RV Life: How It All Started!
Rv Life: How it all started!
How We Became Rv'ers!
I am an avid outdoors-lover and have always found solace in the trees, the reminder that all things are temporary and that to dust I shall return someday. Cares fade away when I am in the woods and I feel God’s presence where things are most basic and simple. I dry-camped (no water or electric) as a kid, slept on a cot under the stars, slept with the moon, and awoke with the sun.
My grandparents were RVers, always traveling when I was a teen. I remember wondering what adventure they were on and what souvenir they would bring me. As I grew up, I inherited a natural travel bug.
As a married couple for 20+ years, we have moved between multiple houses in both Arizona and California. We have always instilled a love of adventure in our kids. We had exchange students who brought the world and cultural differences into our home. We learned a lot from our new "family" members and my kids gained a sister.
We owned two homes in the Phoenix Area back in 2008. However when we purchased our 2nd home in 2008, we immediately lost about $150,000 as the market crashed. We stayed in our home for 3 years before giving up. Our loan had been passed through multiple banks with no information on who to pay or where to send payments. We had to decide where to live. How would it have even been possible to make 3 years of house payments at $2800 a month?
We had an old Georgie Boy Class A in the driveway that we had been working on that could sleep all four of us. Many times, I imagined living in the old rv but it all seemed impossible at the time. There was no way us and all our pets and stuff would fit into a 30-foot rv. Could we? At the time, we settled on moving out and renting another house.
Everything fell into place. We were able to move into a rental in a nice neighborhood at the close of one month and the beginning of another and we had saved enough to do so. We started to be really aware of our money habits, spending, and where we needed to budget and cut back. Our church had a seminar on spending. This was a turning point for us, the people with a media and entertainment subscription to everything from Hulu to Amazon and cell phone bills equal to most car payments.
We fine tuned everything and cut back on all unnecessary costs. We started to realize that what we truly needed and what we wanted were two different things. We stayed in the rental house from 2012 until 2015. We never had a late payment because we understood the importance of having a good payment history.
We managed to keep the lights and the AC on because, in Arizona, you better or you will cook in the summer. We were in a house in a nice neighborhood, but I still could not keep that "moving into an rv" idea out of my mind. As the months past, we realized it cost us a minimum of two grand to live, including the rent and utilities. There had to be a better way - a way that wouldn't make us a slave to a government agency. Yet, the world tells us to be “normal” or to live in debt in homes we can barely afford and can’t hope to pay off.

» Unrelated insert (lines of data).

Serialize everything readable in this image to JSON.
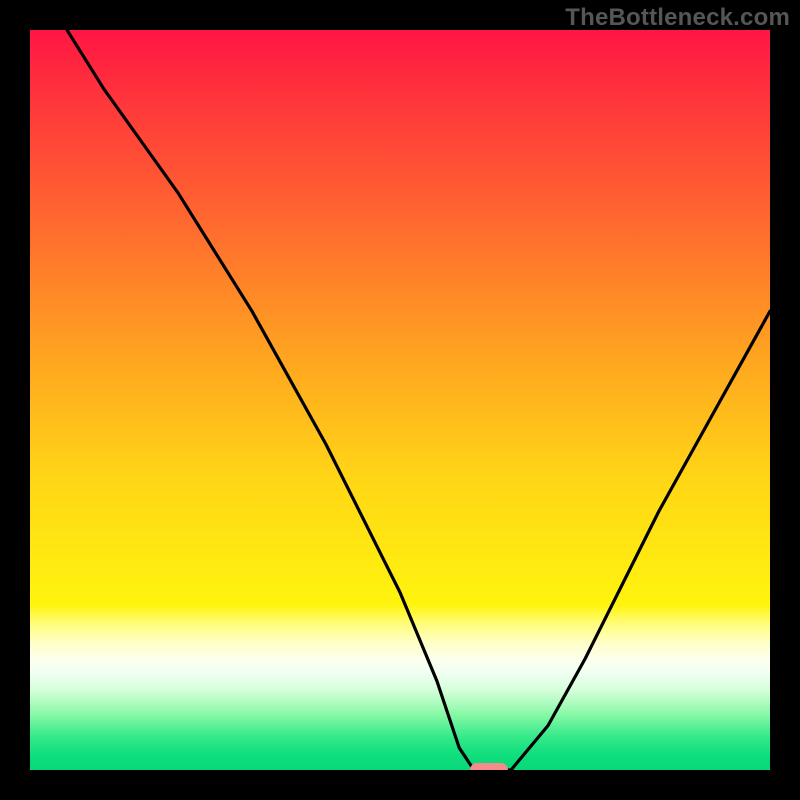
{
  "watermark": "TheBottleneck.com",
  "colors": {
    "marker": "#f58b8b",
    "curve": "#000000",
    "frame": "#000000"
  },
  "chart_data": {
    "type": "line",
    "title": "",
    "xlabel": "",
    "ylabel": "",
    "xlim": [
      0,
      100
    ],
    "ylim": [
      0,
      100
    ],
    "series": [
      {
        "name": "bottleneck-curve",
        "x": [
          5,
          10,
          15,
          20,
          25,
          30,
          35,
          40,
          45,
          50,
          55,
          58,
          60,
          62,
          65,
          70,
          75,
          80,
          85,
          90,
          95,
          100
        ],
        "y": [
          100,
          92,
          85,
          78,
          70,
          62,
          53,
          44,
          34,
          24,
          12,
          3,
          0,
          0,
          0,
          6,
          15,
          25,
          35,
          44,
          53,
          62
        ]
      }
    ],
    "marker": {
      "x": 62,
      "y": 0
    },
    "grid": false,
    "legend": false
  }
}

I spent many nights reading self-help books about cutting back, saving, money, and minimalism. That’s when I realized that our possessions own us. We buy bigger houses because we need more room. We buy more things for the space. This is a problem. We shouldn't upsize to turn our homes into storage facilities, causing us to pay for bigger homes than we need to house the things we need.
If we owned less, we would need less space and have fewer bills or less to pay for. I went on Amazon to find a book about it and came across Bob Wells’ book, How to live in a Car, Van or Rv. I started reading excerpts to my husband. The book covered his life and how he became a van-dweller. I saw why he downsized, but I thought there was no way we could live in a van. Maybe, we could live in an RV. It all began to make sense.
To be continued...